Yes, 'in' and 'on' really are very idiomatic depending on the context. If you take the bus ... > you get on a bus > you ride on the bus > you get off the bus >> then say that you took the bus ... or that you came by bus If you take a car ... > you can get in a car (but not on a car, unless you're a model at the auto show) > you get out of a car >> then say that you drove your car ... or that you came by car If you take a taxi ... > you can get in a taxi, you can ride in a taxi > you get out of a taxi >> then say that you took a taxi ... or that you came by taxi If you take the train ... > you get on the train > you ride the train > you get off the train >> then say that you took the train ... or that you came by train I have not covered nearly all possibilities, but these should get you around town :)
March 2, 2014
You're close. The only one that is wrong is "get off a car". Unless someone is literally leaning or standing on top of the car you wouldn't say that. Also it depends on the context, but usually you're going to say "the" instead of "a" for these phrases. This isn't true 100% of the time though. "A" merely implies that the particular car or bus doesn't matter.

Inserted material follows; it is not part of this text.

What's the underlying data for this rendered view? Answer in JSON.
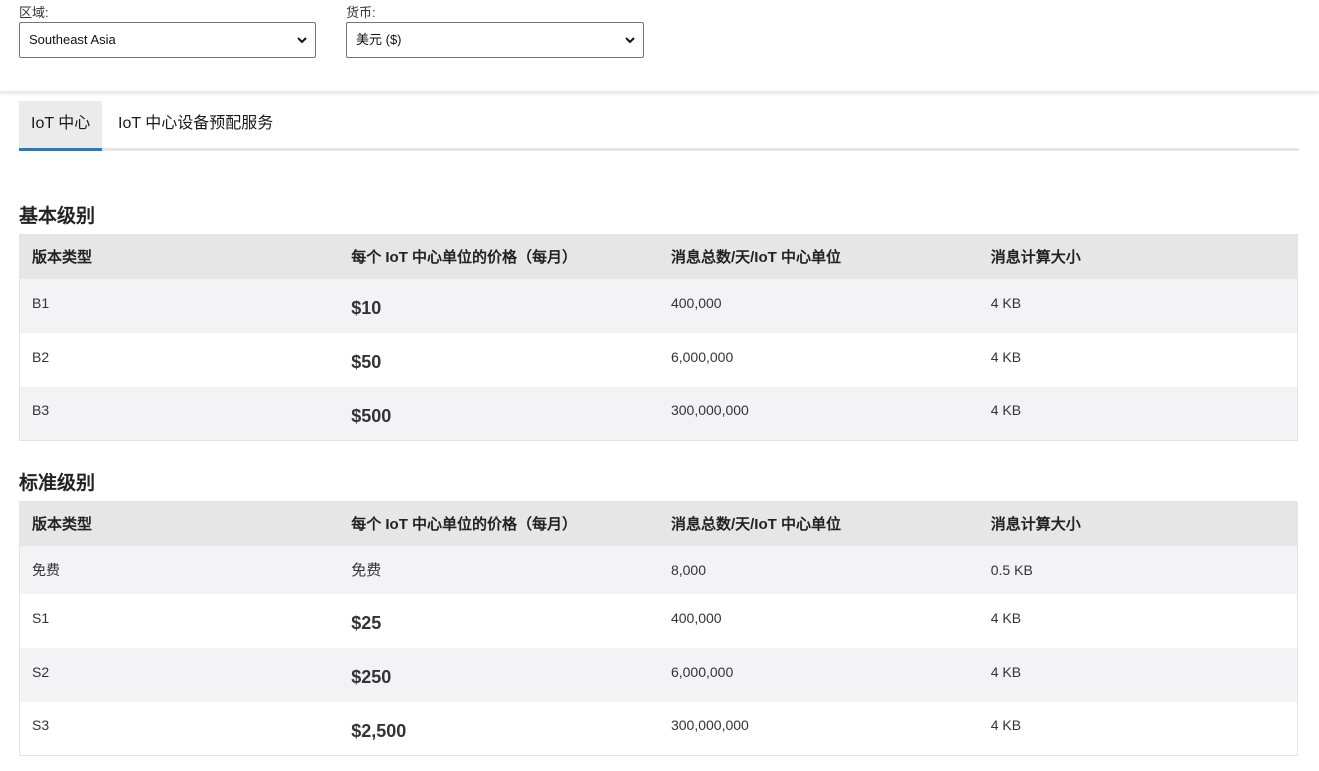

March 2, 2014
get on a bus - correct get off a bus - correct get in a car - correct get off a car - You wouldn't say this very often. This would be for a very specific incident like, for example, sitting *on* the hood or trunk of your car, or maybe leaning against it. get out of a car - correct (as in, you're sitting inside the car and you open the door to leave)
March 2, 2014
Bella
Language Skills
Chinese (Mandarin), English
Learning Language
English